WORK TASK
Each record below must be returned exactly as shown.

*** MATERIAL PROVIDED ***

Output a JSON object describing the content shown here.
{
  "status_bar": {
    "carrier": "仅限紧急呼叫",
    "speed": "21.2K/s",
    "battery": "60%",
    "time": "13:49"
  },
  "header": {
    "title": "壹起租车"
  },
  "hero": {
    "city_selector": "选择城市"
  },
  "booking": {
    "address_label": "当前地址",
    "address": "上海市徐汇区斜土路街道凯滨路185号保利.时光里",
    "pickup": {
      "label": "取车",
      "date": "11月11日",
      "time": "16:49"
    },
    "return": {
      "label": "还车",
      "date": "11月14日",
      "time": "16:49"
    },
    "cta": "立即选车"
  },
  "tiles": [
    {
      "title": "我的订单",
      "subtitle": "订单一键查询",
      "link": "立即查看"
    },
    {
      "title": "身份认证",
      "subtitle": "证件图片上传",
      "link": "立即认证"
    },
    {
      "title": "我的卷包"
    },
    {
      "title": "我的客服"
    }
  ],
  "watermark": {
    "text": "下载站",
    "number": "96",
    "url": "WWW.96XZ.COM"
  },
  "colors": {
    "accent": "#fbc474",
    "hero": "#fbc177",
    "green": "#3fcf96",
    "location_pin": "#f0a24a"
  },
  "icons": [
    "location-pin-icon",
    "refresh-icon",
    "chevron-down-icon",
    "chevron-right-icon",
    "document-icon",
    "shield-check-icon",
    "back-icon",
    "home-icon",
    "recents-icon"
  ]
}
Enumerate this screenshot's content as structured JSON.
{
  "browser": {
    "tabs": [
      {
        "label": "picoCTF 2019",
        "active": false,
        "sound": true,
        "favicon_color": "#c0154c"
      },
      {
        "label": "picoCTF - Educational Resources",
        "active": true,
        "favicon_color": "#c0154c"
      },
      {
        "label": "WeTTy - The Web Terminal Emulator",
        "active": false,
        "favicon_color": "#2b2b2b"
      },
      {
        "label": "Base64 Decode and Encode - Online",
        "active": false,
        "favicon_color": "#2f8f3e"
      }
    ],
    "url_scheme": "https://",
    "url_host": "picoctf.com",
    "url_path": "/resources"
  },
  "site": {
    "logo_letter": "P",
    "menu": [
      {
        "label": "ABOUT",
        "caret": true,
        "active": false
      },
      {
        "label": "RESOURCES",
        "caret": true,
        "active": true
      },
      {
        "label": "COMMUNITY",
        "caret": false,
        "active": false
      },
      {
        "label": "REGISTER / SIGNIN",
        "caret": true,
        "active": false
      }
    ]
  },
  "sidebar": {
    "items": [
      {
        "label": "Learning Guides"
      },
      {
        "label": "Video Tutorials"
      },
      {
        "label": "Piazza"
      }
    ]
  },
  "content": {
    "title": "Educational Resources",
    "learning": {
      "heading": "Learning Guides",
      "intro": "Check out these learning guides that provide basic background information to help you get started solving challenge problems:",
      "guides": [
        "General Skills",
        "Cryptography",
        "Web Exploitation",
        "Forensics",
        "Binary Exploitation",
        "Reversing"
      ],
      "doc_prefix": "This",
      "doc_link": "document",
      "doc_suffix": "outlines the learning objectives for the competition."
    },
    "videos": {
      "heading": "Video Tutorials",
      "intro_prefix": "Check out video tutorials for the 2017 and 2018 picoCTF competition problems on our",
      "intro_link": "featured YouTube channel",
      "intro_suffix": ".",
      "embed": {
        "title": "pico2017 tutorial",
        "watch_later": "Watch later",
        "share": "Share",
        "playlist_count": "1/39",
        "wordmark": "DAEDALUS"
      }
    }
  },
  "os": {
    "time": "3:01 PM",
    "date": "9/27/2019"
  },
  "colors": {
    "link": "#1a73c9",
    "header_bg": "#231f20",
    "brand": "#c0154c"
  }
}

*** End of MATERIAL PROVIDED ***

REPLY TO THE TASK
Output a JSON object describing the content shown here.
{
  "status_bar": {
    "carrier": "仅限紧急呼叫",
    "speed": "21.2K/s",
    "battery": "60%",
    "time": "13:49"
  },
  "header": {
    "title": "壹起租车"
  },
  "hero": {
    "city_selector": "选择城市"
  },
  "booking": {
    "address_label": "当前地址",
    "address": "上海市徐汇区斜土路街道凯滨路185号保利.时光里",
    "pickup": {
      "label": "取车",
      "date": "11月11日",
      "time": "16:49"
    },
    "return": {
      "label": "还车",
      "date": "11月14日",
      "time": "16:49"
    },
    "cta": "立即选车"
  },
  "tiles": [
    {
      "title": "我的订单",
      "subtitle": "订单一键查询",
      "link": "立即查看"
    },
    {
      "title": "身份认证",
      "subtitle": "证件图片上传",
      "link": "立即认证"
    },
    {
      "title": "我的卷包"
    },
    {
      "title": "我的客服"
    }
  ],
  "watermark": {
    "text": "下载站",
    "number": "96",
    "url": "WWW.96XZ.COM"
  },
  "colors": {
    "accent": "#fbc474",
    "hero": "#fbc177",
    "green": "#3fcf96",
    "location_pin": "#f0a24a"
  },
  "icons": [
    "location-pin-icon",
    "refresh-icon",
    "chevron-down-icon",
    "chevron-right-icon",
    "document-icon",
    "shield-check-icon",
    "back-icon",
    "home-icon",
    "recents-icon"
  ]
}
Enumerate this screenshot's content as structured JSON.
{
  "browser": {
    "tabs": [
      {
        "label": "picoCTF 2019",
        "active": false,
        "sound": true,
        "favicon_color": "#c0154c"
      },
      {
        "label": "picoCTF - Educational Resources",
        "active": true,
        "favicon_color": "#c0154c"
      },
      {
        "label": "WeTTy - The Web Terminal Emulator",
        "active": false,
        "favicon_color": "#2b2b2b"
      },
      {
        "label": "Base64 Decode and Encode - Online",
        "active": false,
        "favicon_color": "#2f8f3e"
      }
    ],
    "url_scheme": "https://",
    "url_host": "picoctf.com",
    "url_path": "/resources"
  },
  "site": {
    "logo_letter": "P",
    "menu": [
      {
        "label": "ABOUT",
        "caret": true,
        "active": false
      },
      {
        "label": "RESOURCES",
        "caret": true,
        "active": true
      },
      {
        "label": "COMMUNITY",
        "caret": false,
        "active": false
      },
      {
        "label": "REGISTER / SIGNIN",
        "caret": true,
        "active": false
      }
    ]
  },
  "sidebar": {
    "items": [
      {
        "label": "Learning Guides"
      },
      {
        "label": "Video Tutorials"
      },
      {
        "label": "Piazza"
      }
    ]
  },
  "content": {
    "title": "Educational Resources",
    "learning": {
      "heading": "Learning Guides",
      "intro": "Check out these learning guides that provide basic background information to help you get started solving challenge problems:",
      "guides": [
        "General Skills",
        "Cryptography",
        "Web Exploitation",
        "Forensics",
        "Binary Exploitation",
        "Reversing"
      ],
      "doc_prefix": "This",
      "doc_link": "document",
      "doc_suffix": "outlines the learning objectives for the competition."
    },
    "videos": {
      "heading": "Video Tutorials",
      "intro_prefix": "Check out video tutorials for the 2017 and 2018 picoCTF competition problems on our",
      "intro_link": "featured YouTube channel",
      "intro_suffix": ".",
      "embed": {
        "title": "pico2017 tutorial",
        "watch_later": "Watch later",
        "share": "Share",
        "playlist_count": "1/39",
        "wordmark": "DAEDALUS"
      }
    }
  },
  "os": {
    "time": "3:01 PM",
    "date": "9/27/2019"
  },
  "colors": {
    "link": "#1a73c9",
    "header_bg": "#231f20",
    "brand": "#c0154c"
  }
}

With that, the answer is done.